Just starting with inspiration has already got me planning the ways I can use such software with my classes! I am very impressed with how much you can do with all the pre-writing and drafting options. I started with the mapping option and wrote a couple of points about the theme of conformity within The Giver. It was great to see how students would be able to rewrite and add/subtract points without the barrier of having to rewrite all their work. However, what I was MOST impressed with was how easily Inspiration allowed me to go from the mapping feature into an outline – I always require an outline to be turned with students’ essays, and I encourage them to take their outline right from their brainstorm. This once again takes away the middle step of having to rewrite their ideas, and allows for more time to be spent on organizing, creating and adding more of students’ own ideas. I am extremely impressed.
The downfall is that as much as I enjoy the program, as far as I know, my school does not have the money for it. I am going to petition my principal to allow the English department to purchase it; I will keep people posted with how successful it is. I always find it frustrating to know about great, helpful and innovative technology, and yet not be able to incorporate fully or at all due to lack of resources at my school.

Thursday, June 10, 2010

Journal #2

I really like blogging; I find that blogs allow for people to write in an entertaining/fascinating way while still getting important (or sometimes not so important) information across. For example, the blog about Baghdad Burning blog that was linked to our website conveys a young women's experience in way that is truly eye opening and full of information that the average American would never receieve, yet it is done in a way that feels more personalized then a book, due to the nature of blogging - which is consistent and updated - rather than a book, which is stagnant. On the less serious sides, blogs are an excellent way for people to get out their opinions about vairous political beliefs or other interests, and again, they differ from books in the fact that they are interactive due to comments and responses. Both of these elements I believe allow for blogs to often make a greater impact than books, even though that in and of itself is a cause of concern.

I have used blogs in an independent reading project within my classroom, and I am planning on adding a link to show one of my student's off. I find that students really liked the personalized nature of blogs and therefore felt more comfortable sharing their opinions. The blogs also very much allowed for my students to add more creativity about their book - meaning pictures and seperated quotes - than the traditional essay would have allowed for.

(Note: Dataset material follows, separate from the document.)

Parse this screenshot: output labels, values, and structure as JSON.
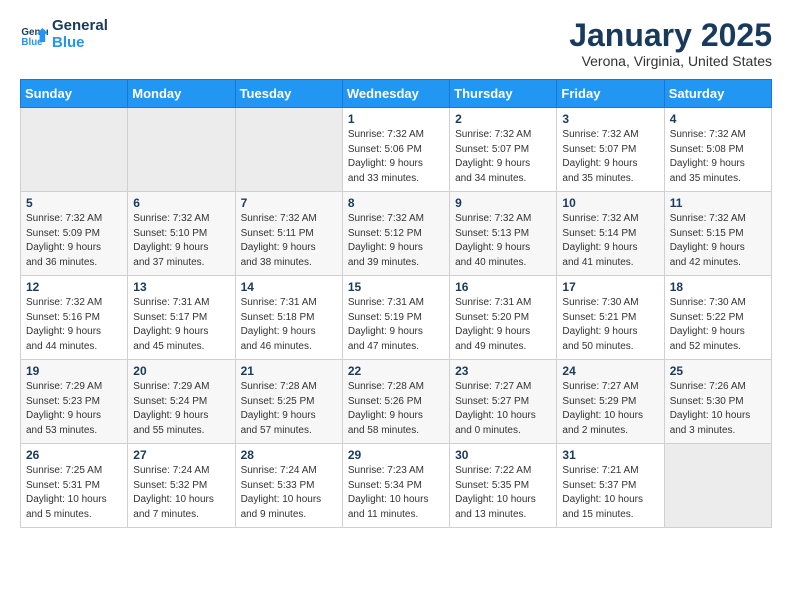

This, of course, asks the questions - will blogging and wikis become the essays/ preferred method of writing in educational future? If so, what larger implications will this have in terms of literature and writing?